Smith's Criminal Case Compendium

Smith's Criminal Case Compendium

About

This compendium includes significant criminal cases by the U.S. Supreme Court & N.C. appellate courts, Nov. 2008 – Present. Selected 4th Circuit cases also are included.

Jessica Smith prepared case summaries Nov. 2008-June 4, 2019; later summaries are prepared by other School staff.

Instructions

Navigate using the table of contents to the left or by using the search box below. Use quotations for an exact phrase search. A search for multiple terms without quotations functions as an “or” search. Not sure where to start? The 5 minute video tutorial offers a guided tour of main features – Launch Tutorial (opens in new tab).

E.g., 09/17/2021
E.g., 09/17/2021

Where search warrants were unsealed in accordance with procedures set forth in a Senior Resident Superior Court Judge’s administrative order and where the State failed to make a timely motion to extend the period for which the documents were sealed, the trial judge did not err by unsealing the documents. At least 13 search warrants were issued in an investigation. As each was issued, the State moved to have the warrant and return sealed. Various judges granted these motions, ordering the warrants and returns sealed “until further order of the Court.” However, an administrative order in place at the time provided that an order directing that a warrant or other document be sealed “shall expire in 30 days unless a different expiration date is specified in the order.” Subsequently, media organizations made a made a public records request for search warrants more than thirty days old and the State filed motions to extend the orders sealing the documents. A trial judge ordered that search warrants sealed for more than thirty days at the time of the request be unsealed. The State appealed. The court began by rejecting the State’s argument that the trial court erred by failing to give effect to the language in the original orders that the records remain sealed “until further order of the Court.” The court noted the validity of the administrative order and the fact that the trial judge acted in compliance with it. The court also rejected the State’s argument that the trial judge erred by having the previously sealed documents delivered without any motion, hearing, or notice to the State and without findings of fact. The court noted that the administrative order afforded an opportunity and corresponding procedure for the trial court to balance the right of access to records against the governmental interests sought to be protected by the prior orders. Specifically, the State could make a motion to extend the orders. Here, however, the State failed to make a timely motion to extend the orders. Therefore, the court concluded, the administrative order did not require the trial court to balance the right to access against the governmental interests in protecting against premature release. The court further found that the State had sufficient notice given that all relevant officials were aware of the administrative order. 

Affirming the trial court’s order denying the plaintiffs’ motion to unseal three returned search warrants and related papers.

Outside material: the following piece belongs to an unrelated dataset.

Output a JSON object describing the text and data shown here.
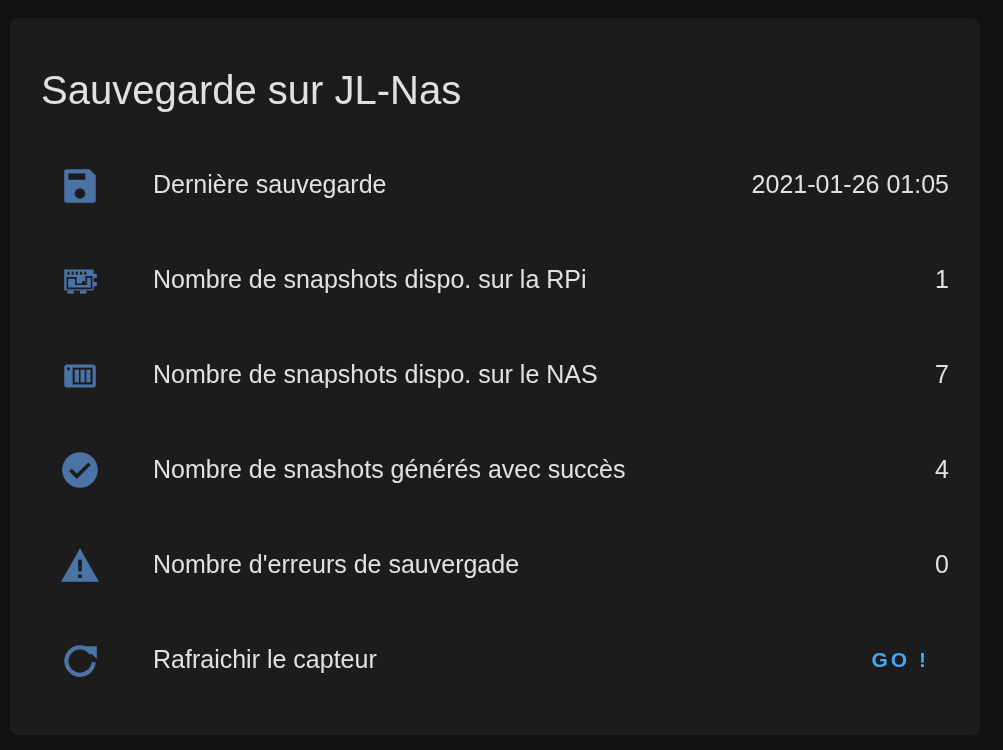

Holding that although returned search warrants are public records, the trial court did not abuse its discretion by sealing the documents where the release of information would undermine the ongoing investigation, and that sealing for a limited time period was necessary to ensure the interests of maintaining the State’s right to prosecute a defendant, protecting a defendant’s right to a fair trial, and preserving the integrity of an investigation. The court also rejected the plaintiffs’ argument that the orders violated North Carolina common law on the public’s right of access to court records and proceedings, concluding that the public records law had supplanted any common law right and that even if the common law right existed no abuse of discretion occurred. The court rejected the plaintiffs’ First Amendment argument, concluding that because the documents were not historically open to the press and public, the plaintiffs did not have a qualified First Amendment right to access. The court rejected the plaintiff’s argument that the sealing orders violated the open courts provision of Article I, § 18 of the State Constitution. Although the court recognized a qualified right of access to the documents under the open courts provision, it found that right was outweighed by compelling governmental interests. Finally, the court concluded that the trial court’s findings were sufficiently specific, that any alternatives were not feasible, and that by limiting the sealing orders to 30 days the trial court used the least restrictive means of keeping the information confidential. 

Show Table of Contents